For the best experience, consider buying your own RV and using it as private temporary housing while you work. You can use your employer's per diem to cover the costs of staying in an RV park and keep any money you save over staying in a hotel or motel.

2. Reduced Travel Pay

Employers are required to pay for an employer's time spent traveling while working, and this leads many contractors to assume they'll rack up income just driving or flying to a far-off job site. However, travel pay is optional when an employee is traveling to a new job site prior to working rather than between sites while working a shift. This means you may have to pay out of pocket for gas or airfare to reach your new job.
Some employers still offer a healthy bonus to cover your travel expenses when they're not required to do so. Check the specifics of each job offer before assuming the pay is worth the work since you may have to cover your own travel to the job site and back home again. The employer must compensate you if the travel expenses would lower your hourly pay below minimum wage.

3. Complicated Taxes

Filing your taxes becomes significantly more difficult when you take traveling construction jobs. You can claim many more expenses, including meals and travel not covered by a per diem, but that results in more record-keeping and filing work.
Employee status also varies from job to job. Some construction companies will hire you as an employee and therefore deduct taxes from your pay. Others may prefer to handle you as an independent contractor, deduct nothing from your pay, and send you a W-2 so you can pay your own taxes later.

4. Imbalanced Salaries

In general, hourly wages are higher for traveling contractors than fixed ones. However, there is little information to show if this is universally true since the salary information listed by sources like the U.S. Bureau of Labor Statistics doesn't differentiate between traveling and non-traveling workers for construction.
Do your research before assuming you will make more per hour by traveling. You may earn just as much by staying near home after adding an extra certification or specialty to your contractor's license. Make sure the higher pay actually covers the extra travel, equipment, and leisure costs you'll accrue along the way.

5. Limited Leisure Opportunities

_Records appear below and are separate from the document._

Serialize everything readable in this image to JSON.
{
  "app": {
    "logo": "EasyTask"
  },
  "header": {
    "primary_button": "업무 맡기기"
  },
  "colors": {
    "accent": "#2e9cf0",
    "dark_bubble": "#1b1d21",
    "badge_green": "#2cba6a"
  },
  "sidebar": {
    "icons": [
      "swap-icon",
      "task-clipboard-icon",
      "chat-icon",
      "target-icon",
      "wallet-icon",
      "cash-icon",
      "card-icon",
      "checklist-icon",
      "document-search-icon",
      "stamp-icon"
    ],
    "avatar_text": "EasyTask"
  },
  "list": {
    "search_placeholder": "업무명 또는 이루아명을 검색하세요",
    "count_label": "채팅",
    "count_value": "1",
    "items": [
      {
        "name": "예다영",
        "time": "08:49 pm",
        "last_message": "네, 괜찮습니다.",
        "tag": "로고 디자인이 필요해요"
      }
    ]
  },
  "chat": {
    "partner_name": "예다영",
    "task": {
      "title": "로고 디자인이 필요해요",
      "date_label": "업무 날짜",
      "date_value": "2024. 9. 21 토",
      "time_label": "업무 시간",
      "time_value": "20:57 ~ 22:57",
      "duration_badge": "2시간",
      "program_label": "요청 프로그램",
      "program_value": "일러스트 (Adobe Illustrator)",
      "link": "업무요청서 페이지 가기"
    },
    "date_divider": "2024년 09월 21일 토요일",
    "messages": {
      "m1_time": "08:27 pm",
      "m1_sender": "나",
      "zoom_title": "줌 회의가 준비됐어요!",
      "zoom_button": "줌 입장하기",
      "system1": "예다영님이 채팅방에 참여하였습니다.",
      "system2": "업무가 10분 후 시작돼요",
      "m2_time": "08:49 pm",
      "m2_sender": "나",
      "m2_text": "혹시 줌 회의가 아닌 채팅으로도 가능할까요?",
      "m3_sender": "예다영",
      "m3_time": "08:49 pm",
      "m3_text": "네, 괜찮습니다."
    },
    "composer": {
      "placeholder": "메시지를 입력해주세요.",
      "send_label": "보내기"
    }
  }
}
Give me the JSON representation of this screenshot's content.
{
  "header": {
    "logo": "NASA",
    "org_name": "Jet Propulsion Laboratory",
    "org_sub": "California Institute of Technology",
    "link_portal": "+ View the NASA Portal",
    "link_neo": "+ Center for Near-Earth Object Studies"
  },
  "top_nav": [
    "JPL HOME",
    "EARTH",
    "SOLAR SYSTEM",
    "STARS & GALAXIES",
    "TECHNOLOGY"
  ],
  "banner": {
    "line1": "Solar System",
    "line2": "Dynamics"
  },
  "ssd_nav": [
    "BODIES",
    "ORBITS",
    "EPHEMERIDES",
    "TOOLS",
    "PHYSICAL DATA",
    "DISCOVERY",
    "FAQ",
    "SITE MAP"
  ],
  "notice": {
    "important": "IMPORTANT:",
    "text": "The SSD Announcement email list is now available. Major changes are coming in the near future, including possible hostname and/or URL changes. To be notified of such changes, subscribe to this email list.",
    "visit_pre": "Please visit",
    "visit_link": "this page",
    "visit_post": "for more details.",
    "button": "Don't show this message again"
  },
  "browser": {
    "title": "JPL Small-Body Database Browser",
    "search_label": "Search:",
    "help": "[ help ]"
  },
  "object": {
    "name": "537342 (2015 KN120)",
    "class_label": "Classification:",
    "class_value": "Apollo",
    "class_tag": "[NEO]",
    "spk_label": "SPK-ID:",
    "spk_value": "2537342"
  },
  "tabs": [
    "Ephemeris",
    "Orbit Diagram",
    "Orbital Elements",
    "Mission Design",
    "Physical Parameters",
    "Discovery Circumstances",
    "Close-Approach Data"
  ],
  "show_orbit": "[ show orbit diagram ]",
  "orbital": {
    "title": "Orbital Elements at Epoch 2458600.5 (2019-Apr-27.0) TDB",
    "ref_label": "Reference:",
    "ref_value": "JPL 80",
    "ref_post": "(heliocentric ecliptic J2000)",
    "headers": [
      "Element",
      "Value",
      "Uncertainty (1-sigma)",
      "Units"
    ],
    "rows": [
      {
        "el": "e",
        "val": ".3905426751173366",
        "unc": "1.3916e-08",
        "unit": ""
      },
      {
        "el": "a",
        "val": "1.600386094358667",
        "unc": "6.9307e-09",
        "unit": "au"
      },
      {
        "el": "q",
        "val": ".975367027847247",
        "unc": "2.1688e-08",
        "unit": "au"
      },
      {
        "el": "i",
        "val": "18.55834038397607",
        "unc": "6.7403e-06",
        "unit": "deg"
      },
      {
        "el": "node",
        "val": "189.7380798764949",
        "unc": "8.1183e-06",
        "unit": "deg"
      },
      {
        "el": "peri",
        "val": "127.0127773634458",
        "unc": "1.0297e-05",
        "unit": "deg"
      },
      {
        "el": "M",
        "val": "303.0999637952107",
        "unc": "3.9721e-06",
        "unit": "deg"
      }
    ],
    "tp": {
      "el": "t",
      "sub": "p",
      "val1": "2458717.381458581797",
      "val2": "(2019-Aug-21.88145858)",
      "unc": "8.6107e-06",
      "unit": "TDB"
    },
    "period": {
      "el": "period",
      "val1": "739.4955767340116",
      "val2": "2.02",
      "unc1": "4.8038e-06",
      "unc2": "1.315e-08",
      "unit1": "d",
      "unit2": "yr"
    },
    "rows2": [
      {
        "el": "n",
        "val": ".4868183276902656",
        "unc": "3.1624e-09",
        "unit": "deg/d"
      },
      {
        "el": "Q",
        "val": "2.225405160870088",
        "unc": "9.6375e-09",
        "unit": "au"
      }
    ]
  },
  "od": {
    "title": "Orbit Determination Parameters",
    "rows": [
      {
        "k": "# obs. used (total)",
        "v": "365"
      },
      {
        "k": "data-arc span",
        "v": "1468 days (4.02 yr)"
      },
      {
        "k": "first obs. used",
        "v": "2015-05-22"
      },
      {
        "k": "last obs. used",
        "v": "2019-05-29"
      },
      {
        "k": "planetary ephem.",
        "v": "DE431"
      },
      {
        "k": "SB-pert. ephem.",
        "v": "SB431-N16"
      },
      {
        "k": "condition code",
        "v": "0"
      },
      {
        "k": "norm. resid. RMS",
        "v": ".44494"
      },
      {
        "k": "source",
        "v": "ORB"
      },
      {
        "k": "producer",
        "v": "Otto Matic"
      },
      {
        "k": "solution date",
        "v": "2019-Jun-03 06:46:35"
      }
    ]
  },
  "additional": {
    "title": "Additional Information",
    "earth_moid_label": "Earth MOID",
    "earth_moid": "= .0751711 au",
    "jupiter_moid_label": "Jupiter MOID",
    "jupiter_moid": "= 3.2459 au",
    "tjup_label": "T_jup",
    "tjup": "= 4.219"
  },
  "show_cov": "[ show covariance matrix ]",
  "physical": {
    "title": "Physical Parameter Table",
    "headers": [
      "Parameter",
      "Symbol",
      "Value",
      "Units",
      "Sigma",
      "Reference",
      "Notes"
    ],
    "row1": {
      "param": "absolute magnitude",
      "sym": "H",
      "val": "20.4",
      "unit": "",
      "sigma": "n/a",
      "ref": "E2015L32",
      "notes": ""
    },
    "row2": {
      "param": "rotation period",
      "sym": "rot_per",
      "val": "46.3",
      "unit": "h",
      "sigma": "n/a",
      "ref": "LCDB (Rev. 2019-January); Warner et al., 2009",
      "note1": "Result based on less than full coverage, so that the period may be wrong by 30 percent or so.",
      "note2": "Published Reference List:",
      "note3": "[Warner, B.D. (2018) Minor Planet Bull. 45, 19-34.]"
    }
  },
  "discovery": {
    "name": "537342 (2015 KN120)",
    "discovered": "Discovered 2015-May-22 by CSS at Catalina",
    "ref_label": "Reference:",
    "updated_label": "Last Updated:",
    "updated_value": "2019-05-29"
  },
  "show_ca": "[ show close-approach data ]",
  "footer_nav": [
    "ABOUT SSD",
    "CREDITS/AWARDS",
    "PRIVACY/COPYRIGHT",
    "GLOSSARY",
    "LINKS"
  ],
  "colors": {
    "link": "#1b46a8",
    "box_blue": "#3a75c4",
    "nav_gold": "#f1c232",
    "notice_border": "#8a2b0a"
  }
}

Finally, many traveling construction jobs stipulate a six day work week or daily hours beyond the usual nine-to-five routine. You'll likely earn even more due to overtime, but will have far less time for relaxing and recuperating with little time off. Many traveling construction workers see little of the places they visit due to busy schedules and sore muscles during their downtime.
Whether you want to travel the country or stay near home, we here at Golden State Contractors School are ready to help you take the first step by becoming a licensed contractor.